"If you improve the image of the government in the face of public opinion, you increase the willingness of the political elite [in Congress] to support the government," says Walder de Goes, a political scientist at the University of Brasilia.
Almost immediately following the resignations March 30, President Collor asked six ministers and the chief of the armed forces to remain in their posts.
Local and international bankers and business people expressed relief that Economy Minister Marcilio Marques Moreira will stay on. "The [policy] infrastructure of the nation is intact," says Mario Amato, president of the Sao Paulo State Industrial Federation. "I'm not worried."
The Cabinet changes followed Collor's decision last week to remove Environment Secretary Jose Lutzenberger from his job. Education Minister Jose Goldemberg, who will stay on in his post, had taken on Mr. Lutzenberger's duties.
Many decisions about the Cabinet members remain to be made. But officials have announced that Supreme Court justice Celio Borja will replace Justice Minister Jarbas Passarinho, the target of a series of media accusations that he did not fully investigate corruption charges. The most serious of these concerned former Labor Minister Antonio Rogerio Magri, who admitted taking a $30,000 bribe in a conversation taped by a subordinate.
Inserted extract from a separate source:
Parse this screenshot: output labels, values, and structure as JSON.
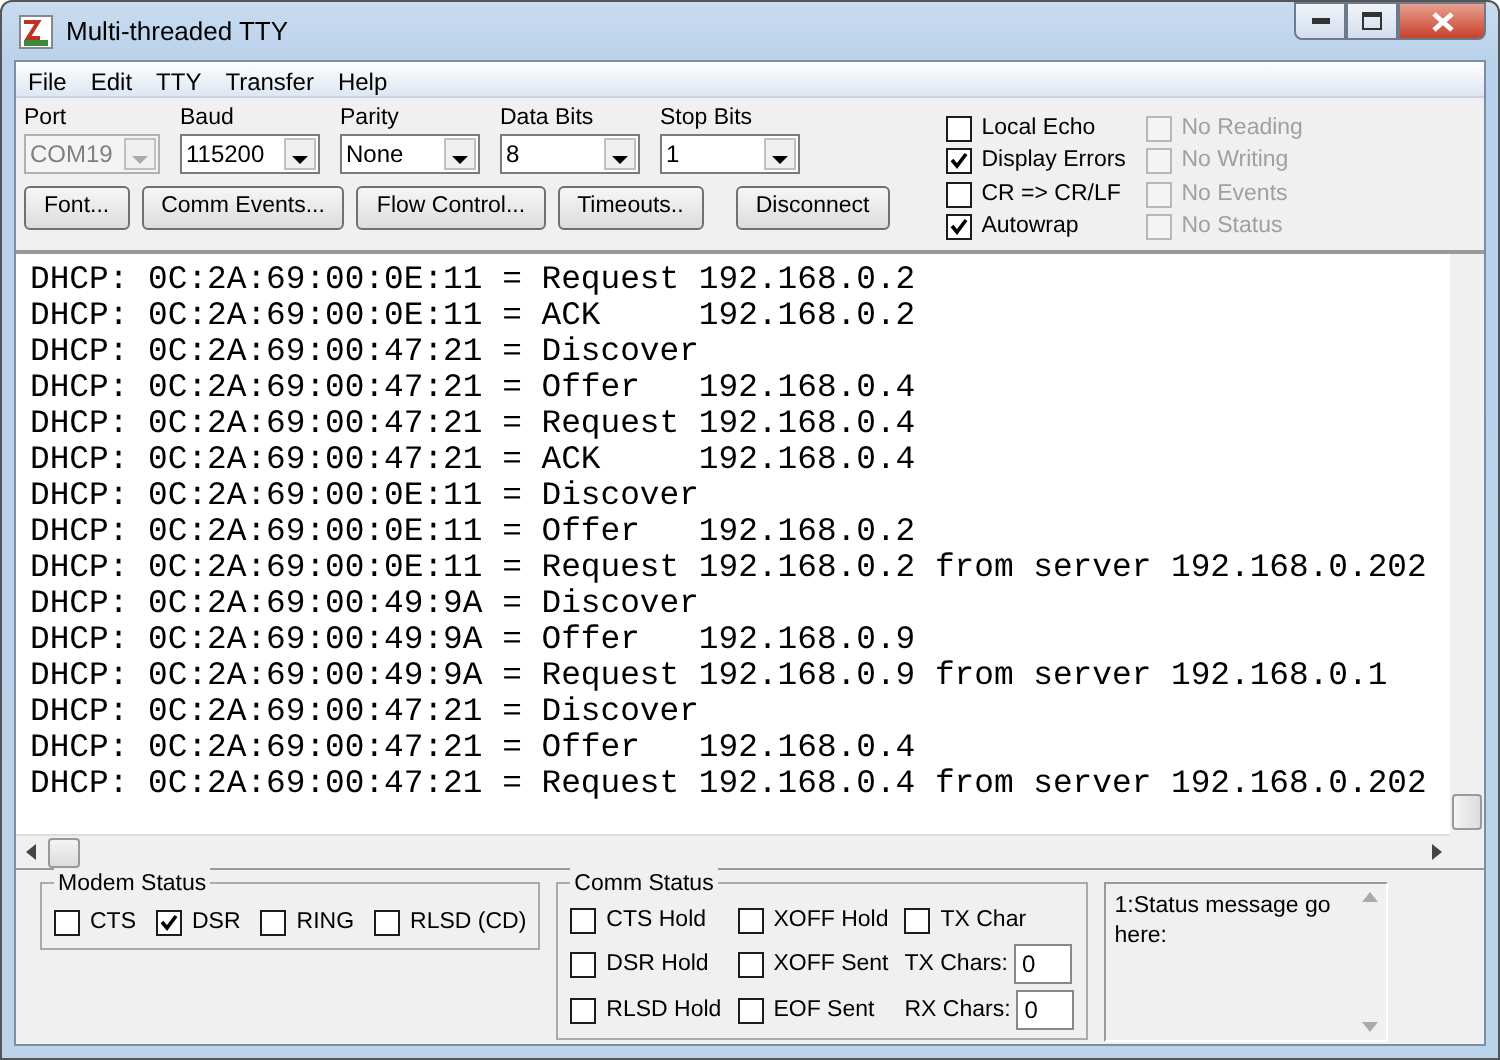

Only the military ministers have remained unchanged since Collor's term began in March 1990.